A national panel of vaccine experts in Canada recommended Wednesday that provinces extend the interval between the two doses of a COVID-19 shot to four months to quickly inoculate more people amid a shortage of doses in Canada. Prime Minister Justin Trudeau also expressed optimism that vaccination timelines could be sped up. The current protocol is an interval of three to four weeks between doses for the Pfizer, Moderna and AstraZeneca vaccines.
During a recent interview on Good Morning America with host Robin Roberts, former First Lady Michelle Obama opened up about how she and her husband, former President Barack Obama, have open communications with their two young-adult daughters. “I always have wanted them to start practicing the power of their voices very early on,” Mrs. Obama shared of Sasha, 19, and Malia, 22.
- Associated Press Videos
Texas, where the coronavirus has killed more than 42,000 people, is becoming the largest state to end its mask mandate. Gov. Greg Abbott says all limits on indoor dining are also being lifted starting next week. (March 2)
- NBC News
All federal government agencies have until noon Friday to download the latest software update to block the perpetrator.
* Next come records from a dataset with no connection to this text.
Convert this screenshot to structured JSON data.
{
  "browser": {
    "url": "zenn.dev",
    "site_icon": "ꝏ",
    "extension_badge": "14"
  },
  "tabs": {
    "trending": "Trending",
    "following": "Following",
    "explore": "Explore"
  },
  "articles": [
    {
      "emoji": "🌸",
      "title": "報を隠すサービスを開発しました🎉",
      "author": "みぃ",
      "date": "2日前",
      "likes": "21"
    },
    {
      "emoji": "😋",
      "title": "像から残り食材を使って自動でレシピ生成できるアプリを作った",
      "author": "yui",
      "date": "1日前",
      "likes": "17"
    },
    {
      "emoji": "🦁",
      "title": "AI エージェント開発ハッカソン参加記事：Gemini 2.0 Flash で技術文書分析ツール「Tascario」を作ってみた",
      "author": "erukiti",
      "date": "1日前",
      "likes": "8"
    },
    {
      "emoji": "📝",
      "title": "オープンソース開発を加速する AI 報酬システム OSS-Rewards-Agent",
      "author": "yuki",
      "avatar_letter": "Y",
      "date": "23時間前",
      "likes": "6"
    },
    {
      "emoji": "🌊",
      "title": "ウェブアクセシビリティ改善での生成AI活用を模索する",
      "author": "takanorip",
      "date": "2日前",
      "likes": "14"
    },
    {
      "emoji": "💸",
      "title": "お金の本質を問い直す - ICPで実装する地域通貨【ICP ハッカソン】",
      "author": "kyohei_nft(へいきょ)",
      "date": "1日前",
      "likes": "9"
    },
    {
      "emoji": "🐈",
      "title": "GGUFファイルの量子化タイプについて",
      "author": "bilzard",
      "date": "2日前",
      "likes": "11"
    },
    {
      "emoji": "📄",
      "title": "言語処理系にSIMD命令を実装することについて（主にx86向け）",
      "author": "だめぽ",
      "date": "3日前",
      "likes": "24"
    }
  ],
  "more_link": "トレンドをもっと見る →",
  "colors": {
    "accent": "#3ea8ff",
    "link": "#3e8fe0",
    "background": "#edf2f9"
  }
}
- The Week
During the campaign for the two Georgia Senate races, Joe Biden repeatedly promised to pass $2,000 stimulus checks if the Democrats won. After they did, the administration argued that $2,000 really meant $1,400 in addition to the $600 that had already gone out in the December rescue package. Whether that is true or not, now Biden is inarguably breaking his promise. Under pressure from moderate Senate Democrats, he has reportedly agreed to cut down the formula under which the checks will be sent out. In the previous packages, the amount started phasing out at $75,000 in income for individuals and $150,000 for joint filers, and vanished entirely at $100,000 and $200,000 respectively (as of 2019). Now the phase-out will start start in the same place but end at $80,000 for singles and $160,000 for couples. The $1,400 promise clearly implied at least that the checks would go out according to the previous formula used under Trump. But now singles making between $80,000-100,000 and couples making between $160,000-200,000 will get nothing. The Washington Post's Jeff Stein reports that roughly 17 million people who previously got checks now will not. The supposed justification here is that moderates want the aid to be more "targeted." In fact this formula is horribly inaccurate, because the income data the IRS uses is from the year before the pandemic (unless people have already filed their taxes — and by the way, if your income decreased in 2020, you should do that immediately). This formula is therefore doubly wrong — there are no doubt millions of people who have lost jobs and should qualify but won't, and a smaller number that have gotten raises and shouldn't qualify but will. And this change will only save a pitiful $12 billion. The survival checks are one of the most popular government programs in American history. Polls have them at something like 4-1 approval. "Moderation," for Senate Democrats, apparently means breaking their party's promises in the service of unpopular, pointless actions that make their president seem less generous than Donald Trump. More stories from theweek.com7 scathingly funny cartoons about Trump's CPAC appearanceAfter 50 years, a long-lost family photo has made its way back where it belongsThe complicated quagmire of Dr. Seuss
- Business Insider
Biden cuts 16 million people off from stimulus checks after striking deal with moderate Senate Democrats, study says
Biden approved phasing out direct payments entirely for individuals making above $80,000 a year and married couples earning more than $160,000.